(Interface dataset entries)
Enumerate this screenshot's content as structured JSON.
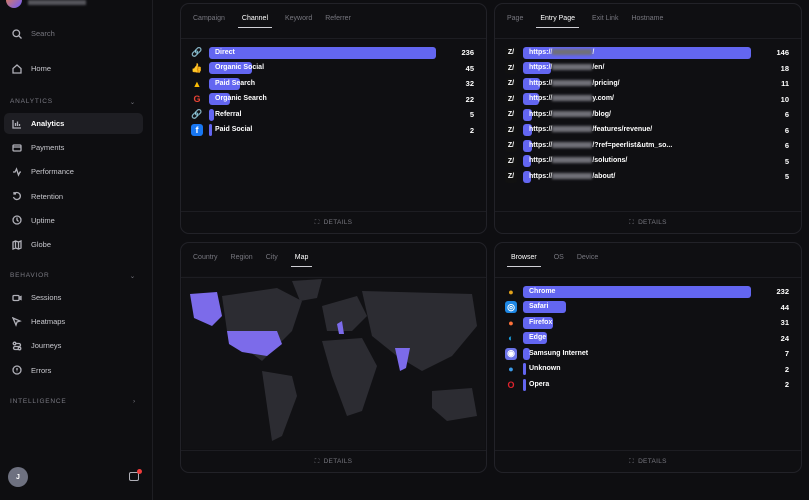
{
  "sidebar": {
    "search": "Search",
    "home": "Home",
    "sections": {
      "analytics": "ANALYTICS",
      "behavior": "BEHAVIOR",
      "intelligence": "INTELLIGENCE"
    },
    "analytics_items": [
      {
        "label": "Analytics",
        "icon": "bar-chart-icon"
      },
      {
        "label": "Payments",
        "icon": "credit-card-icon"
      },
      {
        "label": "Performance",
        "icon": "pulse-icon"
      },
      {
        "label": "Retention",
        "icon": "rotate-icon"
      },
      {
        "label": "Uptime",
        "icon": "clock-icon"
      },
      {
        "label": "Globe",
        "icon": "map-icon"
      }
    ],
    "behavior_items": [
      {
        "label": "Sessions",
        "icon": "video-icon"
      },
      {
        "label": "Heatmaps",
        "icon": "cursor-icon"
      },
      {
        "label": "Journeys",
        "icon": "route-icon"
      },
      {
        "label": "Errors",
        "icon": "alert-circle-icon"
      }
    ],
    "avatar": "J"
  },
  "details_label": "DETAILS",
  "channel": {
    "tabs": [
      "Campaign",
      "Channel",
      "Keyword",
      "Referrer"
    ],
    "active": 1,
    "rows": [
      {
        "label": "Direct",
        "value": 236,
        "icon": "link-icon"
      },
      {
        "label": "Organic Social",
        "value": 45,
        "icon": "thumbs-up-icon"
      },
      {
        "label": "Paid Search",
        "value": 32,
        "icon": "google-ads-icon"
      },
      {
        "label": "Organic Search",
        "value": 22,
        "icon": "google-icon"
      },
      {
        "label": "Referral",
        "value": 5,
        "icon": "link-icon"
      },
      {
        "label": "Paid Social",
        "value": 2,
        "icon": "facebook-icon"
      }
    ]
  },
  "pages": {
    "tabs": [
      "Page",
      "Entry Page",
      "Exit Link",
      "Hostname"
    ],
    "active": 1,
    "rows": [
      {
        "prefix": "https://",
        "label": "/",
        "value": 146
      },
      {
        "prefix": "https://",
        "label": "/en/",
        "value": 18
      },
      {
        "prefix": "https://",
        "label": "/pricing/",
        "value": 11
      },
      {
        "prefix": "https://",
        "label": "y.com/",
        "value": 10
      },
      {
        "prefix": "https://",
        "label": "/blog/",
        "value": 6
      },
      {
        "prefix": "https://",
        "label": "/features/revenue/",
        "value": 6
      },
      {
        "prefix": "https://",
        "label": "/?ref=peerlist&utm_so...",
        "value": 6
      },
      {
        "prefix": "https://",
        "label": "/solutions/",
        "value": 5
      },
      {
        "prefix": "https://",
        "label": "/about/",
        "value": 5
      }
    ]
  },
  "geo": {
    "tabs": [
      "Country",
      "Region",
      "City",
      "Map"
    ],
    "active": 3
  },
  "browser": {
    "tabs": [
      "Browser",
      "OS",
      "Device"
    ],
    "active": 0,
    "rows": [
      {
        "label": "Chrome",
        "value": 232,
        "icon": "chrome-icon"
      },
      {
        "label": "Safari",
        "value": 44,
        "icon": "safari-icon"
      },
      {
        "label": "Firefox",
        "value": 31,
        "icon": "firefox-icon"
      },
      {
        "label": "Edge",
        "value": 24,
        "icon": "edge-icon"
      },
      {
        "label": "Samsung Internet",
        "value": 7,
        "icon": "samsung-internet-icon"
      },
      {
        "label": "Unknown",
        "value": 2,
        "icon": "unknown-browser-icon"
      },
      {
        "label": "Opera",
        "value": 2,
        "icon": "opera-icon"
      }
    ]
  },
  "colors": {
    "accent": "#6366f1"
  }
}
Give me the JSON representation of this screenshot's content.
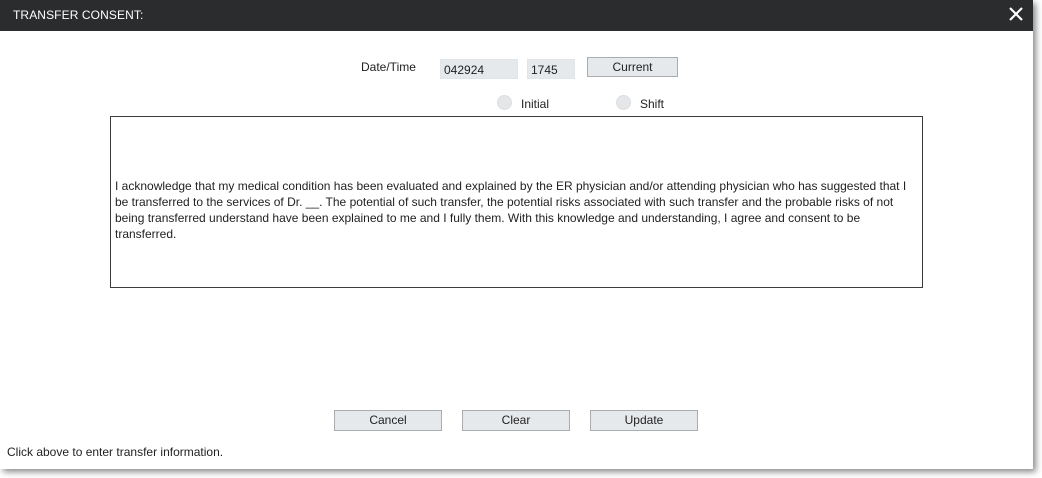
{
  "window": {
    "title": "TRANSFER CONSENT:",
    "close_icon": "close-icon"
  },
  "form": {
    "datetime_label": "Date/Time",
    "date_value": "042924",
    "time_value": "1745",
    "current_button": "Current",
    "radio_options": [
      {
        "label": "Initial",
        "selected": false
      },
      {
        "label": "Shift",
        "selected": false
      }
    ],
    "consent_text": "I acknowledge that my medical condition has been evaluated and explained by the ER physician and/or attending physician who has suggested that I be transferred to the services of Dr. __. The potential of such transfer, the potential risks associated with such transfer and the probable risks of not being transferred understand have been explained to me and I fully them. With this knowledge and understanding, I agree and consent to be transferred."
  },
  "actions": {
    "cancel": "Cancel",
    "clear": "Clear",
    "update": "Update"
  },
  "status_text": "Click above to enter transfer information.",
  "colors": {
    "titlebar": "#2a2c2e",
    "button_bg": "#e6e9ec",
    "field_bg": "#e6e9ec"
  }
}
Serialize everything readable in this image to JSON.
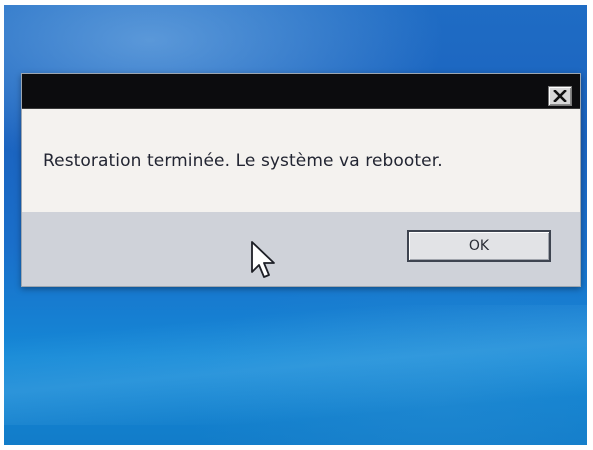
{
  "dialog": {
    "message": "Restoration terminée. Le système va rebooter.",
    "ok_label": "OK"
  },
  "icons": {
    "close": "close-icon",
    "cursor": "mouse-pointer-icon"
  },
  "colors": {
    "desktop_blue": "#1a6fca",
    "titlebar": "#0c0c0e",
    "message_background": "#f4f2ef",
    "button_area": "#cfd2d9"
  }
}
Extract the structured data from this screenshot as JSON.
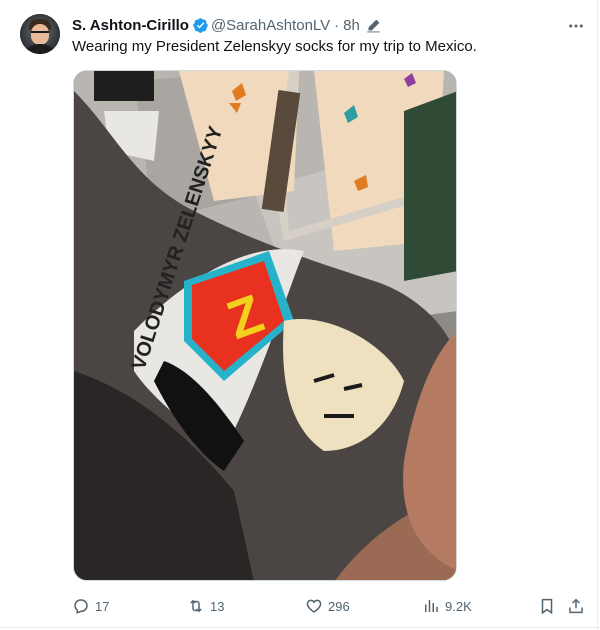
{
  "author": {
    "display_name": "S. Ashton-Cirillo",
    "handle": "@SarahAshtonLV",
    "separator": "·",
    "time": "8h",
    "verified": true
  },
  "tweet": {
    "text": "Wearing my President Zelenskyy socks for my trip to Mexico.",
    "image_description_icon": "photo-media"
  },
  "actions": {
    "replies": "17",
    "retweets": "13",
    "likes": "296",
    "views": "9.2K"
  },
  "media": {
    "sock_text": "VOLODYMYR ZELENSKYY",
    "z_letter": "Z"
  },
  "colors": {
    "verified": "#1d9bf0",
    "secondary_text": "#536471",
    "primary_text": "#0f1419",
    "border": "#cfd9de"
  },
  "icons": {
    "more": "more-dots-icon",
    "edit": "edit-pencil-icon",
    "reply": "reply-icon",
    "retweet": "retweet-icon",
    "like": "heart-icon",
    "views": "views-chart-icon",
    "bookmark": "bookmark-icon",
    "share": "share-icon"
  }
}
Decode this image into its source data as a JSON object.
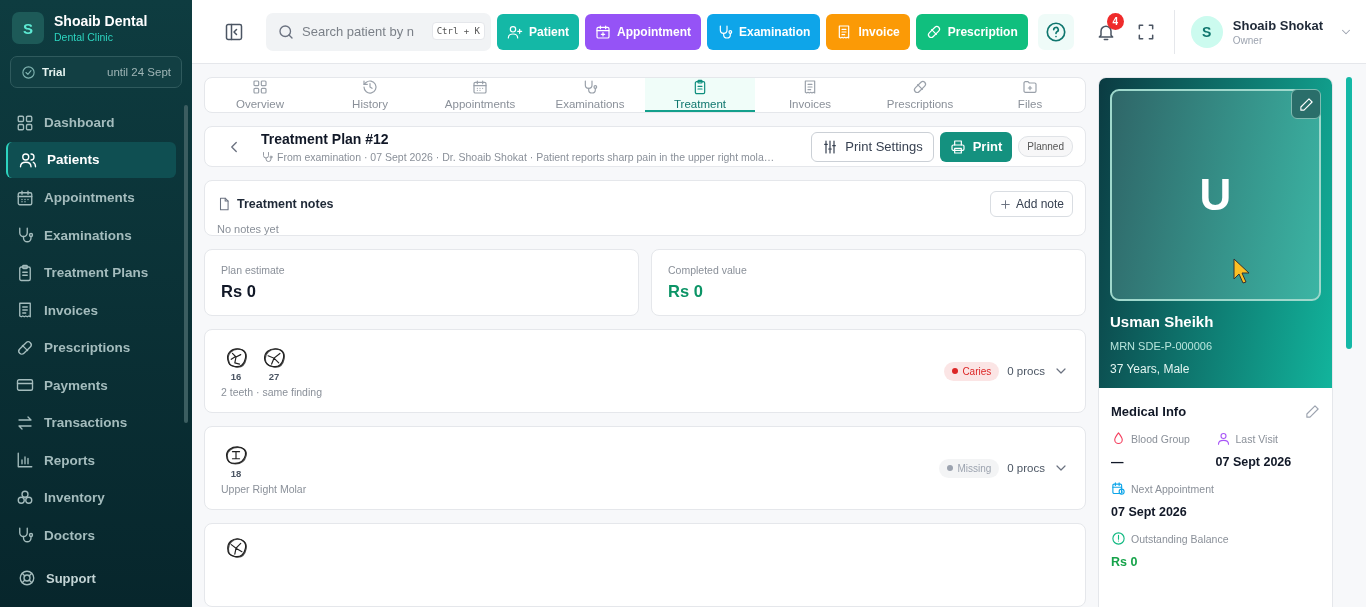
{
  "sidebar": {
    "brand": {
      "initial": "S",
      "name": "Shoaib Dental",
      "subtitle": "Dental Clinic"
    },
    "trial": {
      "label": "Trial",
      "until": "until 24 Sept"
    },
    "items": [
      {
        "label": "Dashboard",
        "selected": false
      },
      {
        "label": "Patients",
        "selected": true
      },
      {
        "label": "Appointments",
        "selected": false
      },
      {
        "label": "Examinations",
        "selected": false
      },
      {
        "label": "Treatment Plans",
        "selected": false
      },
      {
        "label": "Invoices",
        "selected": false
      },
      {
        "label": "Prescriptions",
        "selected": false
      },
      {
        "label": "Payments",
        "selected": false
      },
      {
        "label": "Transactions",
        "selected": false
      },
      {
        "label": "Reports",
        "selected": false
      },
      {
        "label": "Inventory",
        "selected": false
      },
      {
        "label": "Doctors",
        "selected": false
      }
    ],
    "support": "Support"
  },
  "header": {
    "search": {
      "placeholder": "Search patient by n",
      "shortcut": "Ctrl + K"
    },
    "actions": [
      {
        "label": "Patient",
        "color": "#14b8a6"
      },
      {
        "label": "Appointment",
        "color": "#9553f6"
      },
      {
        "label": "Examination",
        "color": "#0ea5e9"
      },
      {
        "label": "Invoice",
        "color": "#fb9a06"
      },
      {
        "label": "Prescription",
        "color": "#10bf7e"
      }
    ],
    "notifications": "4",
    "user": {
      "initial": "S",
      "name": "Shoaib Shokat",
      "role": "Owner"
    }
  },
  "tabs": [
    {
      "label": "Overview",
      "selected": false
    },
    {
      "label": "History",
      "selected": false
    },
    {
      "label": "Appointments",
      "selected": false
    },
    {
      "label": "Examinations",
      "selected": false
    },
    {
      "label": "Treatment",
      "selected": true
    },
    {
      "label": "Invoices",
      "selected": false
    },
    {
      "label": "Prescriptions",
      "selected": false
    },
    {
      "label": "Files",
      "selected": false
    }
  ],
  "plan": {
    "title": "Treatment Plan #12",
    "meta": "From examination · 07 Sept 2026 · Dr. Shoaib Shokat · Patient reports sharp pain in the upper right mola…",
    "print_settings": "Print Settings",
    "print": "Print",
    "status": "Planned"
  },
  "notes": {
    "title": "Treatment notes",
    "add": "Add note",
    "empty": "No notes yet"
  },
  "stats": [
    {
      "label": "Plan estimate",
      "value": "Rs 0",
      "kind": "plain"
    },
    {
      "label": "Completed value",
      "value": "Rs 0",
      "kind": "positive"
    }
  ],
  "findings": [
    {
      "teeth": [
        "16",
        "27"
      ],
      "caption": "2 teeth · same finding",
      "badge": "Caries",
      "color": "#dc2626",
      "procs": "0 procs"
    },
    {
      "teeth": [
        "18"
      ],
      "caption": "Upper Right Molar",
      "badge": "Missing",
      "color": "#9ca3af",
      "procs": "0 procs"
    },
    {
      "kind": "cut"
    }
  ],
  "patient": {
    "initial": "U",
    "name": "Usman Sheikh",
    "mrn": "MRN SDE-P-000006",
    "age": "37 Years, Male",
    "medical": {
      "title": "Medical Info",
      "fields": [
        {
          "label": "Blood Group",
          "value": "—",
          "kind": "plain"
        },
        {
          "label": "Last Visit",
          "value": "07 Sept 2026",
          "kind": "plain"
        },
        {
          "label": "Next Appointment",
          "value": "07 Sept 2026",
          "kind": "plain"
        },
        {
          "label": "Outstanding Balance",
          "value": "Rs 0",
          "kind": "money"
        }
      ]
    }
  }
}
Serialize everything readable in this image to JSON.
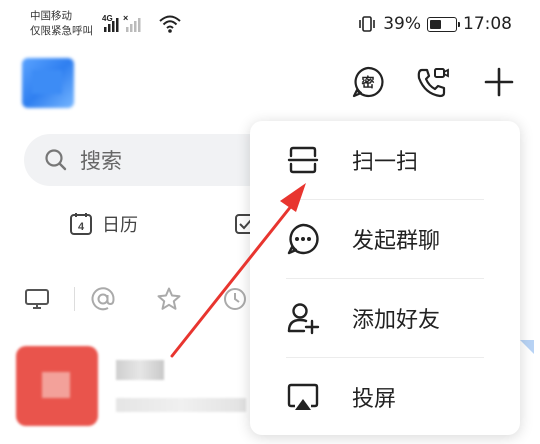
{
  "status_bar": {
    "carrier_line1": "中国移动",
    "carrier_line2": "仅限紧急呼叫",
    "network_type": "4G",
    "battery_percent": "39%",
    "time": "17:08"
  },
  "header": {
    "icons": [
      "mini-program-icon",
      "video-call-icon",
      "add-icon"
    ],
    "mini_program_glyph": "密"
  },
  "search": {
    "placeholder": "搜索"
  },
  "quick_actions": [
    {
      "icon": "calendar-icon",
      "icon_text": "4",
      "label": "日历"
    },
    {
      "icon": "checkbox-icon",
      "label": ""
    }
  ],
  "filter_icons": [
    "monitor-icon",
    "at-icon",
    "star-icon",
    "clock-icon"
  ],
  "popup_menu": {
    "items": [
      {
        "label": "扫一扫",
        "icon": "scan-icon"
      },
      {
        "label": "发起群聊",
        "icon": "group-chat-icon"
      },
      {
        "label": "添加好友",
        "icon": "add-friend-icon"
      },
      {
        "label": "投屏",
        "icon": "screen-cast-icon"
      }
    ]
  },
  "annotation": {
    "color": "#e8352f"
  },
  "colors": {
    "avatar_blue": "#3d8cf5",
    "chat_avatar_red": "#e9544c",
    "search_bg": "#f1f2f4"
  }
}
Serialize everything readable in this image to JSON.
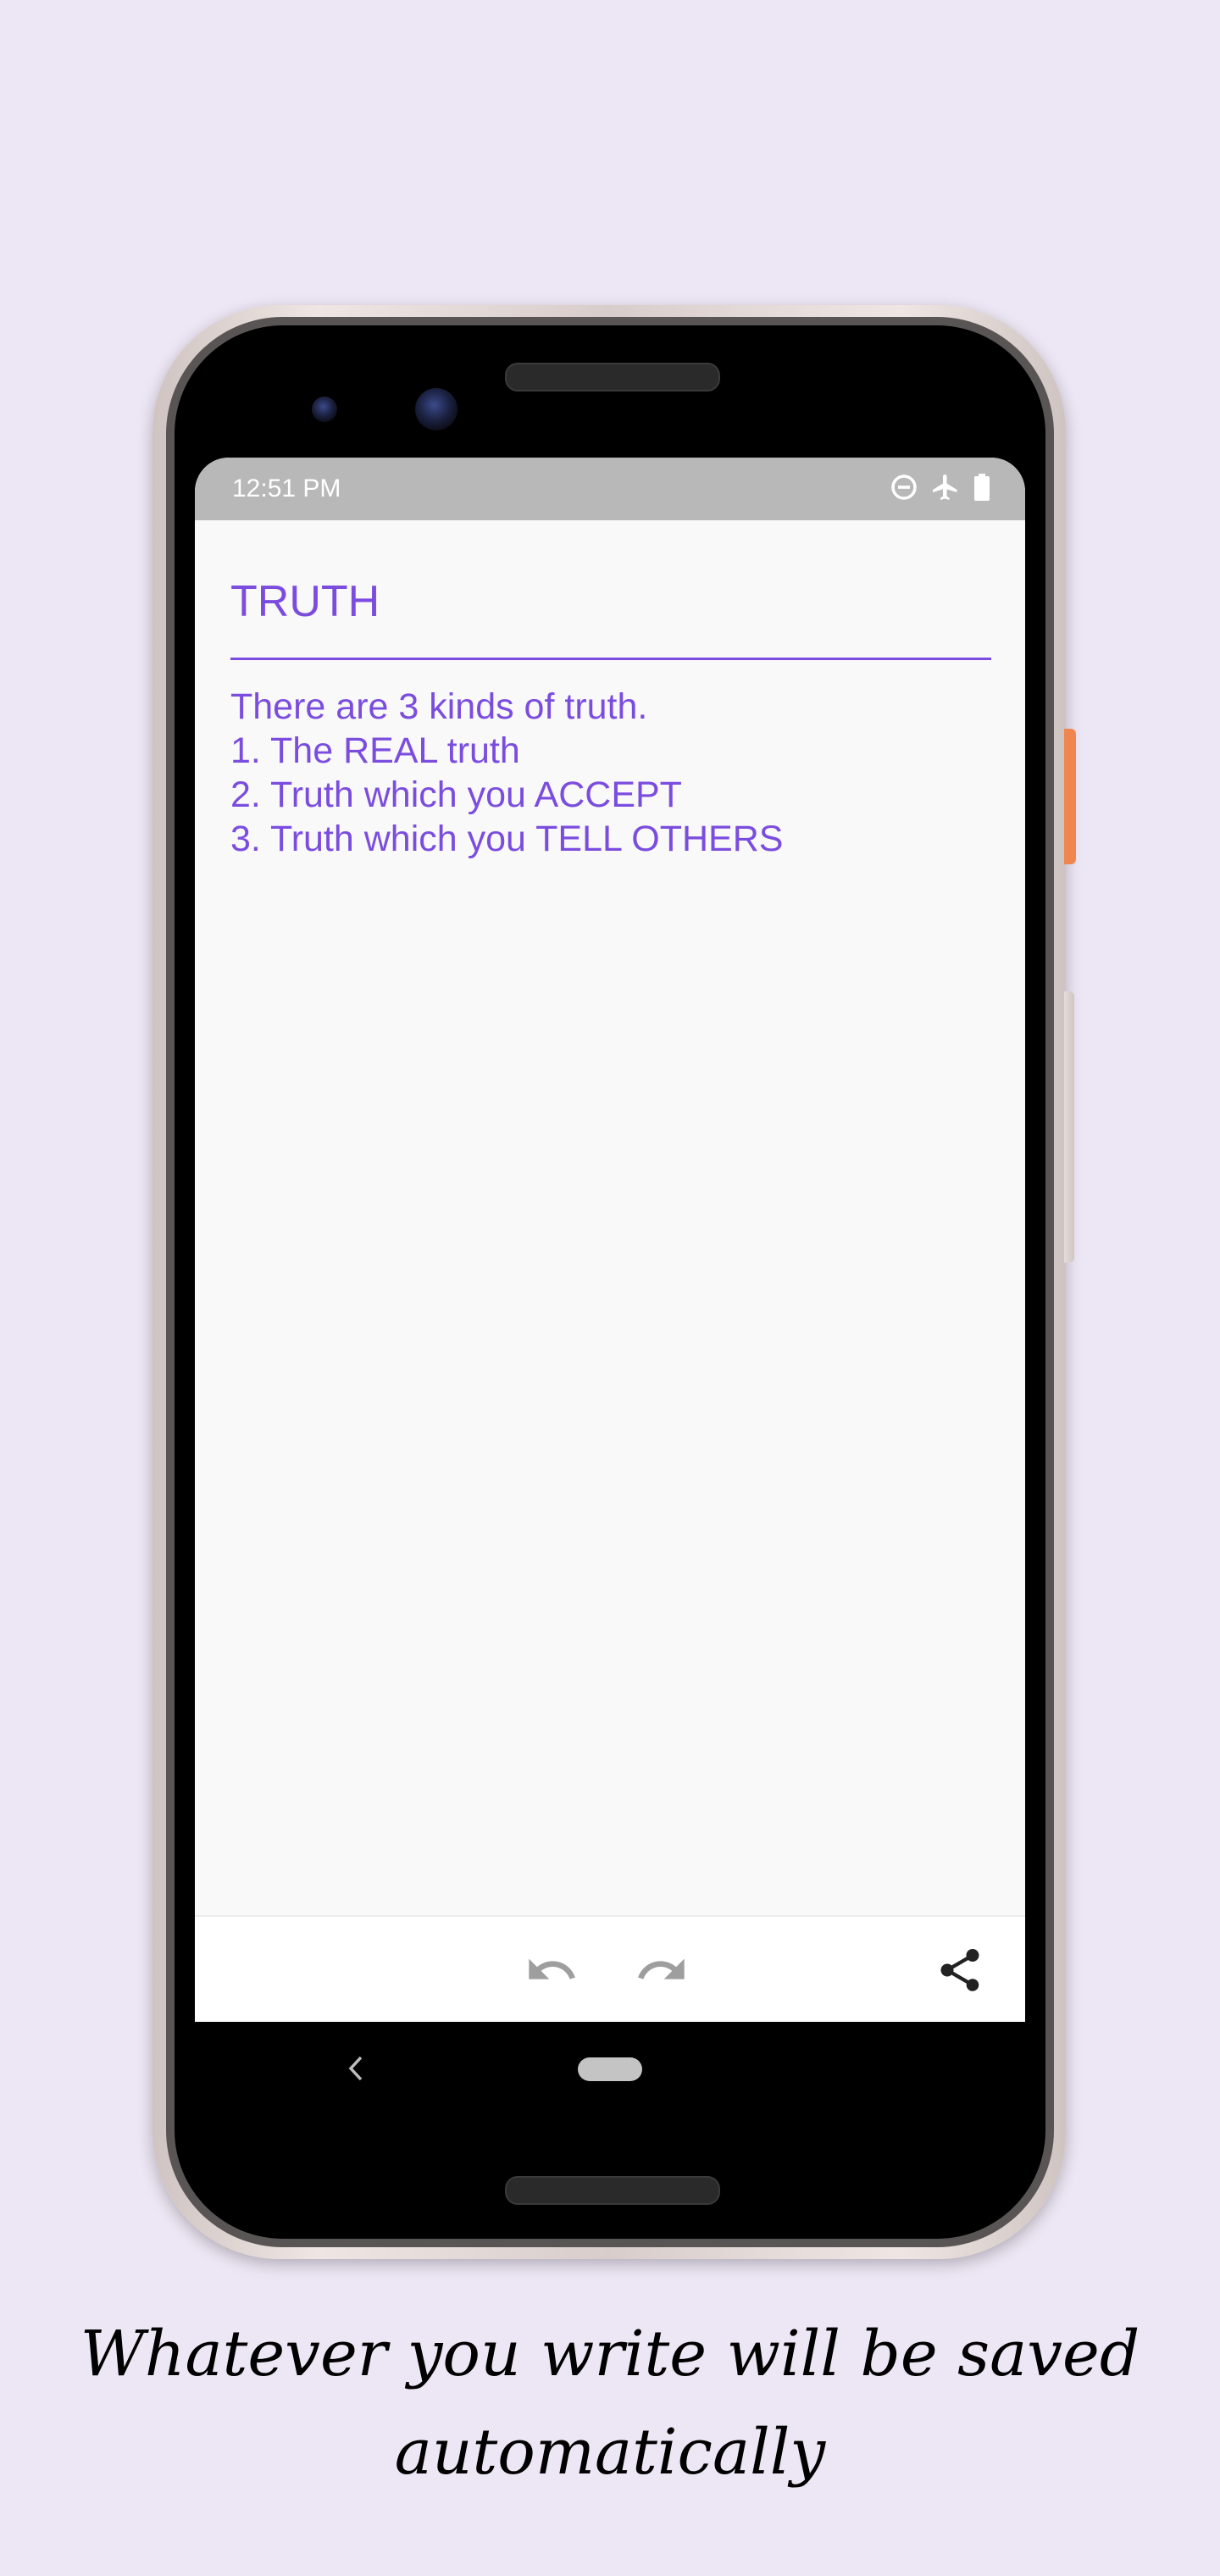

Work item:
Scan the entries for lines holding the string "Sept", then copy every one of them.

Finished exercise:
      "until": "until 24 Sept"
    "meta": "From examination · 07 Sept 2026 · Dr. Shoaib Shokat · Patient reports sharp pain in the upper right mola…",
          "value": "07 Sept 2026",
          "value": "07 Sept 2026",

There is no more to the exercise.